Are there opportunities for teacher education in study about religion?

Wednesday, November 27, 2002

Teacher preparation and good academic resources are needed in order for study about religion in public schools to be constitutionally permissible and educationally sound.

The First Amendment Center supports initiatives in several regions of the country designed to prepare public school teachers to teach about religion. The most extensive of these programs is the California 3Rs Project (Rights, Responsibilities, and Respect). Co-sponsored by the California County Superintendents Educational Services Association, the project has created a network of resource leaders and scholars throughout the state providing support for classroom teachers. Teachers trained by the project give workshops for their colleagues on the constitutional and educational guidelines for teaching about religion. Religious-studies scholars from local colleges and universities are linked with school districts to provide ongoing expertise and periodic seminars on the religious traditions that teachers are discussing in the curriculum.

The Utah State Office of Education co-sponsors a Utah 3Rs Project that is currently building a network of resource leaders in all of the state’s school districts. Other states and districts have similar programs in various stages of development.

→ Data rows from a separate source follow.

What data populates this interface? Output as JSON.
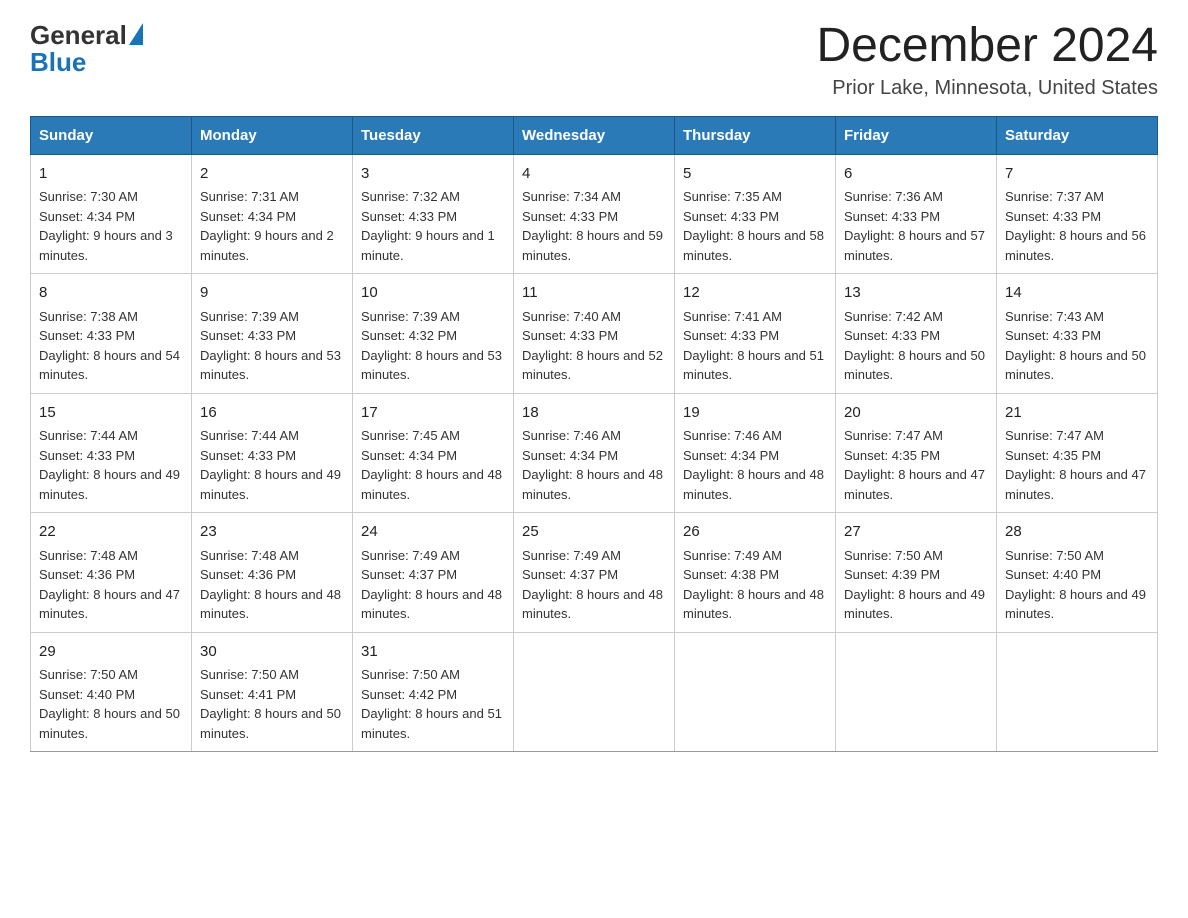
{
  "header": {
    "logo_general": "General",
    "logo_blue": "Blue",
    "title": "December 2024",
    "subtitle": "Prior Lake, Minnesota, United States"
  },
  "days_of_week": [
    "Sunday",
    "Monday",
    "Tuesday",
    "Wednesday",
    "Thursday",
    "Friday",
    "Saturday"
  ],
  "weeks": [
    [
      {
        "day": "1",
        "sunrise": "7:30 AM",
        "sunset": "4:34 PM",
        "daylight": "9 hours and 3 minutes."
      },
      {
        "day": "2",
        "sunrise": "7:31 AM",
        "sunset": "4:34 PM",
        "daylight": "9 hours and 2 minutes."
      },
      {
        "day": "3",
        "sunrise": "7:32 AM",
        "sunset": "4:33 PM",
        "daylight": "9 hours and 1 minute."
      },
      {
        "day": "4",
        "sunrise": "7:34 AM",
        "sunset": "4:33 PM",
        "daylight": "8 hours and 59 minutes."
      },
      {
        "day": "5",
        "sunrise": "7:35 AM",
        "sunset": "4:33 PM",
        "daylight": "8 hours and 58 minutes."
      },
      {
        "day": "6",
        "sunrise": "7:36 AM",
        "sunset": "4:33 PM",
        "daylight": "8 hours and 57 minutes."
      },
      {
        "day": "7",
        "sunrise": "7:37 AM",
        "sunset": "4:33 PM",
        "daylight": "8 hours and 56 minutes."
      }
    ],
    [
      {
        "day": "8",
        "sunrise": "7:38 AM",
        "sunset": "4:33 PM",
        "daylight": "8 hours and 54 minutes."
      },
      {
        "day": "9",
        "sunrise": "7:39 AM",
        "sunset": "4:33 PM",
        "daylight": "8 hours and 53 minutes."
      },
      {
        "day": "10",
        "sunrise": "7:39 AM",
        "sunset": "4:32 PM",
        "daylight": "8 hours and 53 minutes."
      },
      {
        "day": "11",
        "sunrise": "7:40 AM",
        "sunset": "4:33 PM",
        "daylight": "8 hours and 52 minutes."
      },
      {
        "day": "12",
        "sunrise": "7:41 AM",
        "sunset": "4:33 PM",
        "daylight": "8 hours and 51 minutes."
      },
      {
        "day": "13",
        "sunrise": "7:42 AM",
        "sunset": "4:33 PM",
        "daylight": "8 hours and 50 minutes."
      },
      {
        "day": "14",
        "sunrise": "7:43 AM",
        "sunset": "4:33 PM",
        "daylight": "8 hours and 50 minutes."
      }
    ],
    [
      {
        "day": "15",
        "sunrise": "7:44 AM",
        "sunset": "4:33 PM",
        "daylight": "8 hours and 49 minutes."
      },
      {
        "day": "16",
        "sunrise": "7:44 AM",
        "sunset": "4:33 PM",
        "daylight": "8 hours and 49 minutes."
      },
      {
        "day": "17",
        "sunrise": "7:45 AM",
        "sunset": "4:34 PM",
        "daylight": "8 hours and 48 minutes."
      },
      {
        "day": "18",
        "sunrise": "7:46 AM",
        "sunset": "4:34 PM",
        "daylight": "8 hours and 48 minutes."
      },
      {
        "day": "19",
        "sunrise": "7:46 AM",
        "sunset": "4:34 PM",
        "daylight": "8 hours and 48 minutes."
      },
      {
        "day": "20",
        "sunrise": "7:47 AM",
        "sunset": "4:35 PM",
        "daylight": "8 hours and 47 minutes."
      },
      {
        "day": "21",
        "sunrise": "7:47 AM",
        "sunset": "4:35 PM",
        "daylight": "8 hours and 47 minutes."
      }
    ],
    [
      {
        "day": "22",
        "sunrise": "7:48 AM",
        "sunset": "4:36 PM",
        "daylight": "8 hours and 47 minutes."
      },
      {
        "day": "23",
        "sunrise": "7:48 AM",
        "sunset": "4:36 PM",
        "daylight": "8 hours and 48 minutes."
      },
      {
        "day": "24",
        "sunrise": "7:49 AM",
        "sunset": "4:37 PM",
        "daylight": "8 hours and 48 minutes."
      },
      {
        "day": "25",
        "sunrise": "7:49 AM",
        "sunset": "4:37 PM",
        "daylight": "8 hours and 48 minutes."
      },
      {
        "day": "26",
        "sunrise": "7:49 AM",
        "sunset": "4:38 PM",
        "daylight": "8 hours and 48 minutes."
      },
      {
        "day": "27",
        "sunrise": "7:50 AM",
        "sunset": "4:39 PM",
        "daylight": "8 hours and 49 minutes."
      },
      {
        "day": "28",
        "sunrise": "7:50 AM",
        "sunset": "4:40 PM",
        "daylight": "8 hours and 49 minutes."
      }
    ],
    [
      {
        "day": "29",
        "sunrise": "7:50 AM",
        "sunset": "4:40 PM",
        "daylight": "8 hours and 50 minutes."
      },
      {
        "day": "30",
        "sunrise": "7:50 AM",
        "sunset": "4:41 PM",
        "daylight": "8 hours and 50 minutes."
      },
      {
        "day": "31",
        "sunrise": "7:50 AM",
        "sunset": "4:42 PM",
        "daylight": "8 hours and 51 minutes."
      },
      null,
      null,
      null,
      null
    ]
  ],
  "labels": {
    "sunrise_prefix": "Sunrise: ",
    "sunset_prefix": "Sunset: ",
    "daylight_prefix": "Daylight: "
  }
}
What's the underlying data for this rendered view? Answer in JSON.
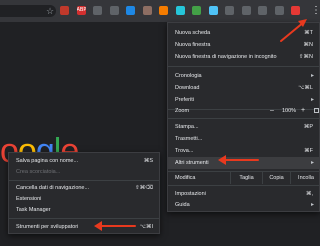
{
  "toolbar": {
    "extensions": [
      {
        "name": "red-square-icon",
        "color": "#c0392b",
        "label": ""
      },
      {
        "name": "abp-icon",
        "color": "#d32f2f",
        "label": "ABP"
      },
      {
        "name": "image-icon",
        "color": "#5f6368",
        "label": ""
      },
      {
        "name": "grid-icon",
        "color": "#5f6368",
        "label": ""
      },
      {
        "name": "blue-circle-icon",
        "color": "#1e88e5",
        "label": ""
      },
      {
        "name": "box-icon",
        "color": "#8d6e63",
        "label": ""
      },
      {
        "name": "orange-icon",
        "color": "#f57c00",
        "label": ""
      },
      {
        "name": "cyan-icon",
        "color": "#26c6da",
        "label": ""
      },
      {
        "name": "green-icon",
        "color": "#43a047",
        "label": ""
      },
      {
        "name": "lightblue-icon",
        "color": "#4fc3f7",
        "label": ""
      },
      {
        "name": "cast-icon",
        "color": "#5f6368",
        "label": ""
      },
      {
        "name": "puzzle-icon",
        "color": "#5f6368",
        "label": ""
      },
      {
        "name": "gear-icon",
        "color": "#5f6368",
        "label": ""
      },
      {
        "name": "tiles-icon",
        "color": "#5f6368",
        "label": ""
      },
      {
        "name": "profile-icon",
        "color": "#e53935",
        "label": ""
      }
    ]
  },
  "logo": {
    "letters": [
      "o",
      "o",
      "g",
      "l",
      "e"
    ],
    "colors": [
      "#ea4335",
      "#fbbc05",
      "#4285f4",
      "#34a853",
      "#ea4335"
    ]
  },
  "main_menu": {
    "new_tab": {
      "label": "Nuova scheda",
      "shortcut": "⌘T"
    },
    "new_window": {
      "label": "Nuova finestra",
      "shortcut": "⌘N"
    },
    "incognito": {
      "label": "Nuova finestra di navigazione in incognito",
      "shortcut": "⇧⌘N"
    },
    "history": {
      "label": "Cronologia"
    },
    "downloads": {
      "label": "Download",
      "shortcut": "⌥⌘L"
    },
    "bookmarks": {
      "label": "Preferiti"
    },
    "zoom": {
      "label": "Zoom",
      "minus": "–",
      "value": "100%",
      "plus": "+"
    },
    "print": {
      "label": "Stampa...",
      "shortcut": "⌘P"
    },
    "cast": {
      "label": "Trasmetti..."
    },
    "find": {
      "label": "Trova...",
      "shortcut": "⌘F"
    },
    "more_tools": {
      "label": "Altri strumenti"
    },
    "edit": {
      "label": "Modifica",
      "cut": "Taglia",
      "copy": "Copia",
      "paste": "Incolla"
    },
    "settings": {
      "label": "Impostazioni",
      "shortcut": "⌘,"
    },
    "help": {
      "label": "Guida"
    }
  },
  "sub_menu": {
    "save_page": {
      "label": "Salva pagina con nome...",
      "shortcut": "⌘S"
    },
    "create_shortcut": {
      "label": "Crea scorciatoia..."
    },
    "clear_data": {
      "label": "Cancella dati di navigazione...",
      "shortcut": "⇧⌘⌫"
    },
    "extensions": {
      "label": "Estensioni"
    },
    "task_manager": {
      "label": "Task Manager"
    },
    "dev_tools": {
      "label": "Strumenti per sviluppatori",
      "shortcut": "⌥⌘I"
    }
  },
  "colors": {
    "arrow": "#e8391e",
    "menu_bg": "#292a2d",
    "page_bg": "#202124"
  }
}
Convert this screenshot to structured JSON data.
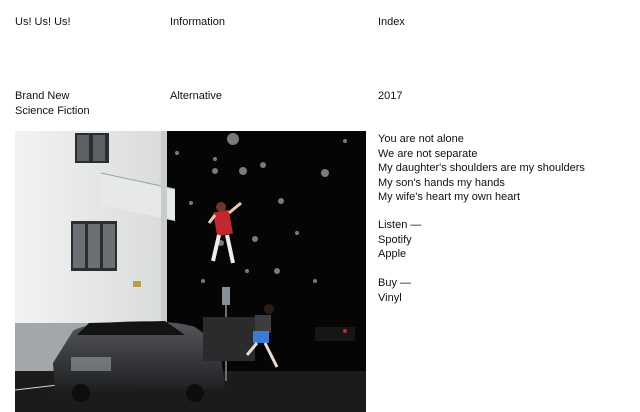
{
  "nav": {
    "home": "Us! Us! Us!",
    "information": "Information",
    "index": "Index"
  },
  "release": {
    "artist_line1": "Brand New",
    "artist_line2": "Science Fiction",
    "genre": "Alternative",
    "year": "2017"
  },
  "lyrics": [
    "You are not alone",
    "We are not separate",
    "My daughter's shoulders are my shoulders",
    "My son's hands my hands",
    "My wife's heart my own heart"
  ],
  "listen": {
    "heading": "Listen —",
    "links": [
      "Spotify",
      "Apple"
    ]
  },
  "buy": {
    "heading": "Buy —",
    "links": [
      "Vinyl"
    ]
  },
  "artwork": {
    "icon": "album-cover-photo",
    "colors": {
      "night": "#050505",
      "wall": "#eceeec",
      "car": "#2f3032",
      "shirt": "#c1272d",
      "skirt": "#3a7bd5"
    }
  }
}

Harvard University and the University of Pennsylvania offer master’s level programs that are excellent opportunities for both current and prospective public and private school teachers interested in learning more about the study of religion and religious-liberty issues in American public life.

(For more information about the Program in Religion and Secondary Education at Harvard University, contact the Divinity School, 45 Francis Ave., Cambridge, MA 02138. Attention: Nancy Richardson, director. Inquiries about the Religion in Public Life Certificate Program at the University of Pennsylvania should be addressed to Janet Theophano, associate director, Master of Liberal Arts Program, College of General Studies, University of Pennsylvania, 3440 Market St., Suite 100, Philadelphia, PA 19104-3335.)

Other colleges and universities offer assistance to teachers, including in-service programs focused on teaching about religion. A notable example is the Religion and Public Education Resource Center at California State University-Chico. This center provides resources, including curriculum guides and sample lessons in several subject areas. (Contact the Religion and Public Education Resource Center by writing to Bruce Grelle, Dept. of Religious Studies, California State University-Chico, Chico, CA 95929.)

Other organizations, such as the Council on Islamic Education, offer academic resources and workshops on teaching about specific religious traditions. (The Council on Islamic Education may be reached at 714/839-2929.)